Returning to Vilna (Poland), Abraham ben Abraham took up an active Jewish life of Torah study. Unfortunately, his furious father, Count Pototski, informed the Church of his son’s heresy. The Church found him and demanded, under threat of death, that he forsake his Judaism and return to the Church. But, Abraham ben Abraham would have none of it.

While awaiting his execution, Abraham ben Abraham was visited by the Vilna Gaon (1720-1797, the greatest scholar of his generation), who was deeply impressed by the ger tzedek’s (righteous convert) declaration that he was not afraid to die and was, in fact, proud to have the opportunity to publicly proclaim his belief in God.

On Shavuot 1749, the ger tzedek was burned at the stake.

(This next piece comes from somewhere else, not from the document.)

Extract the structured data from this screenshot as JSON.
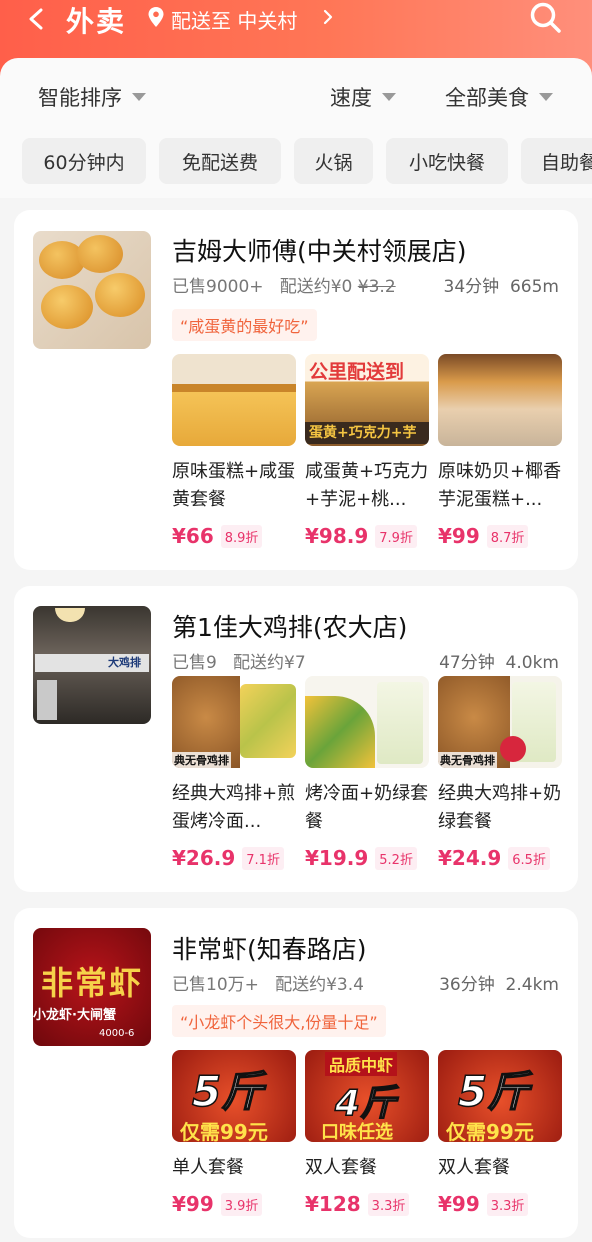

That night, several Vilna Jews, dressed as Polish peasants, slipped into the churchyard and gathered his ashes for proper Jewish burial.

The martyrdom of Abraham ben Abraham had a powerful impact on the Jews of Vilna. The Vilna Gaon requested that, upon his own death, he be buried next to Abraham ben Abraham. In fact, until his grave was desecrated and almost all of the Jews of Vilna were murdered during World War II, the Jewish community maintained the tradition, established by the Gaon, of visiting Abraham ben Abraham’s grave on the anniversary of his death, the second day of Shavuot.